Still, some believe that the main purpose of the EDV principle is to prevent plagiarism5 and, consequently, follow a very narrow interpretation that allows for only one or very few differences between an EDV and its IV. This is an erroneous approach. A red or white mutant of a pink cut rose is not plagiaristic, and a scab-resistant6 apple developed by NBT is not a copycat variety of its IV.
The main plagiarism prevention tool, included in the UPOV 1991 Act, is not the EDV principle but the provision about varieties, which are not clearly distinguishable from the protected variety 7. Such varieties are slightly different from the pre-existing reference variety but are not different enough to be considered “clearly distinguishable”. According to the law, for such varieties no PBR protection shall be granted. Additionally, such varieties fall directly into the scope of protection of the protected variety, irrespective of whether they are derived from the protected variety. Unfortunately, this principle of not clearly distinguishable varieties is not commonly applied in UPOV’s current daily practice. Due to a very small minimum distance requirement, even varieties with minor and trivial botanical differences from the reference variety often pass the distinctness test, with the unfortunate result that the scope of PBR protection covers only the protected variety itself and not plagiaristic varieties. This is a unique situation in IP laws8.
Editors’ Note: Dr. Edgar Krieger is Secretary-General of the International Community of Breeders of Asexually Reproduced Horticultural Plants (CIOPORA).
1: The examples in Article 14 (5) (c) of the UPOV 1991 Act refer to the methods which lead to such varieties.
2: The essential characteristics of a variety will differ from one species to another and may evolve over time as well. They may be of different nature, such as phenotypic, agronomic or end user focused, but they must be useful for the users of the plant material. Purely cosmetic characteristics shall not be considered essential.

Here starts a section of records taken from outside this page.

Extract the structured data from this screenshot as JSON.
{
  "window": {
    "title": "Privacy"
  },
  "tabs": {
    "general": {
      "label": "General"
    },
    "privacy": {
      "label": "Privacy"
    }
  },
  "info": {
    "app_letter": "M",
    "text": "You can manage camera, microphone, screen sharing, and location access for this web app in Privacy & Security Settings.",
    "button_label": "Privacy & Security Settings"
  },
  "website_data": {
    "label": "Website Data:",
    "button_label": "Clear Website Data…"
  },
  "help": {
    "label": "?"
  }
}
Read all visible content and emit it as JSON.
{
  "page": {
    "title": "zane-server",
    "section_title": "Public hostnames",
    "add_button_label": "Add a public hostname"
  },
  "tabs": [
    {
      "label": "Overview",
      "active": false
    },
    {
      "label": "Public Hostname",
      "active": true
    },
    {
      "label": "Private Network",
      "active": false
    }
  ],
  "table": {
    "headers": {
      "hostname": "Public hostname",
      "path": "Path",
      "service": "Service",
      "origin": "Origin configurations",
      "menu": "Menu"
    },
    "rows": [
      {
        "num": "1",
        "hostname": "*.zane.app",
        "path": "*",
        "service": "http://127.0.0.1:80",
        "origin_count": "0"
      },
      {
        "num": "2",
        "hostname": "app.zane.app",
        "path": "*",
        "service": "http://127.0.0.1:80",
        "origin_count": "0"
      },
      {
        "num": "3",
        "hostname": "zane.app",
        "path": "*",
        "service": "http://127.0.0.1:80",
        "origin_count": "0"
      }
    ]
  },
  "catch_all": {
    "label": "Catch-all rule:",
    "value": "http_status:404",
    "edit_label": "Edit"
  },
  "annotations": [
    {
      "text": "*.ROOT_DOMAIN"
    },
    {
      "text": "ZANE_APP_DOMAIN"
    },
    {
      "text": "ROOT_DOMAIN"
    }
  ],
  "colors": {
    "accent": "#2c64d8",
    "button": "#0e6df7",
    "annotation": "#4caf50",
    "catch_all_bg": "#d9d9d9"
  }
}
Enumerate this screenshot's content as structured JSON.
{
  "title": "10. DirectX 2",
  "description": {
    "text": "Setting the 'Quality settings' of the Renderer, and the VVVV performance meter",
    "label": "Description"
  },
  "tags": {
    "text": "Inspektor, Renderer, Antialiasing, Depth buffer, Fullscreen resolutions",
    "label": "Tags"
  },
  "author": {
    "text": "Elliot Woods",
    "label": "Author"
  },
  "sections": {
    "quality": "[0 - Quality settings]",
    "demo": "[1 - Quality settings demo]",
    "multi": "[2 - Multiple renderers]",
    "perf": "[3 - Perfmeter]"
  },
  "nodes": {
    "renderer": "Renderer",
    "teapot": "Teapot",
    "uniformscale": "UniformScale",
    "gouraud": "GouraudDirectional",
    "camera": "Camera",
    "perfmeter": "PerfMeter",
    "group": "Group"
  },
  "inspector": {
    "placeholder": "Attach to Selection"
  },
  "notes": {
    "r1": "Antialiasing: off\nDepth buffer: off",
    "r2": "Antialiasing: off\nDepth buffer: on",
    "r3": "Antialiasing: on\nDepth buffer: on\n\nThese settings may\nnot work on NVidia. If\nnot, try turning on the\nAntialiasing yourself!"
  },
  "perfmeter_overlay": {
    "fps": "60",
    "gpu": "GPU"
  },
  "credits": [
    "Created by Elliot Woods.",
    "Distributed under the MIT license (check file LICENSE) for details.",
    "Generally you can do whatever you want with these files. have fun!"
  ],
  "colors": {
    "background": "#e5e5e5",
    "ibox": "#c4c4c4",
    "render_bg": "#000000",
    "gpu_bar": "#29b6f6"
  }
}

3: Distinctness, Uniformity and Stability
4: See Regional Court of Düsseldorf, Germany, 4a O 70/17, no 110.
5: Or, in plant breeding terms “cosmetic breeding” or “copy breeding”.
6: A resistance is a phenotypic characteristic, although it is not visible at first glance.
7: Article 14 (5) (a) (ii) of the UPOV 1991 Act
8: Other IP systems include a tool to prevent plagiarism/blunt imitation, e.g., the inventive step/non-obviousness-test and the doctrine of equivalents-test in Patent law and the confusingly similar test in Trademark law.